This is a significant area of concern because recent research has demonstrated that some wrestlers arrive for MW testing in a dehydrated state to secure a lower predicted MW. Unannounced reweighing of wrestlers within days of MW testing showed that almost 25% had gained more than 1.4 kg (3 lb), with a maximum weight gain of over 8 kg (18 lb) (8). In response to this problem, the NCAA and some high school programs have added hydration testing to the MW testing protocol. Wrestlers must produce a urine sample with a specific gravity ≤ 1.020 before assessment of MW to demonstrate adequate hydration (24,25). However, concerns remain about the sensitivity and specificity of urine specific-gravity testing as well as the ability to mask signs of DEH with acute ingestion of hypotonic fluids (28).

In theory, DEH violates assumptions critical to the estimation of MW by HW, SF, and impedance methods. However, to date, there are no published studies specifically aimed at understanding the effects of DEH on MW assessment. The goals of this study were to assess the accuracy and precision of MW assessment techniques under strictly controlled conditions of adequate hydration (euhydration, EUH) and DEH as well as to determine the effects of DEH on these MW assessment techniques. The test techniques included SF, leg-to-leg BIA, and proximal tetrapolar multifrequency bioelectrical impedance spectroscopy analysis (BIS). We hypothesized that all techniques would have unacceptable total errors (>4 kg) in DEH due to violations of body composition assumptions critical to these techniques.
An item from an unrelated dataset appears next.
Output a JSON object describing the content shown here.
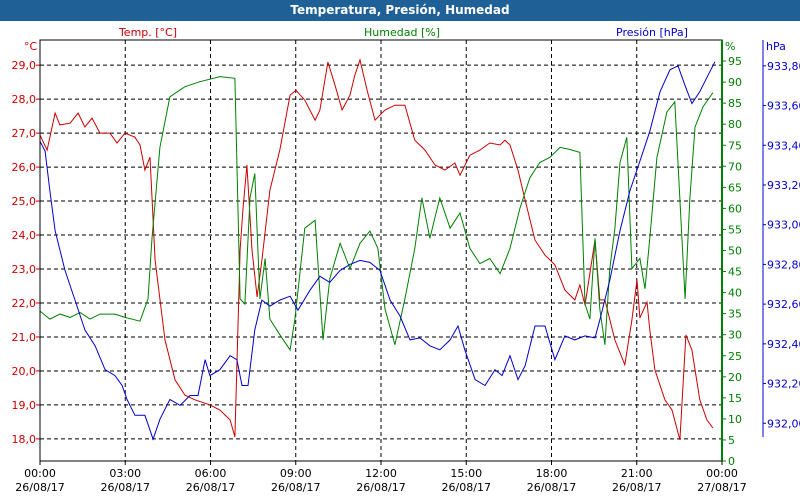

1Department of Nutritional Sciences, University of Wisconsin, Madison, WI; and

2U. W. Health Sports Medicine Center, Madison, WI

Address for correspondence: Cynthia Bartok, 2 Hidden Ledge Dr., Conway, MA 01341; E-mail:

Submitted for publication November 2002.

Accepted for publication September 2003.

©2004The American College of Sports Medicine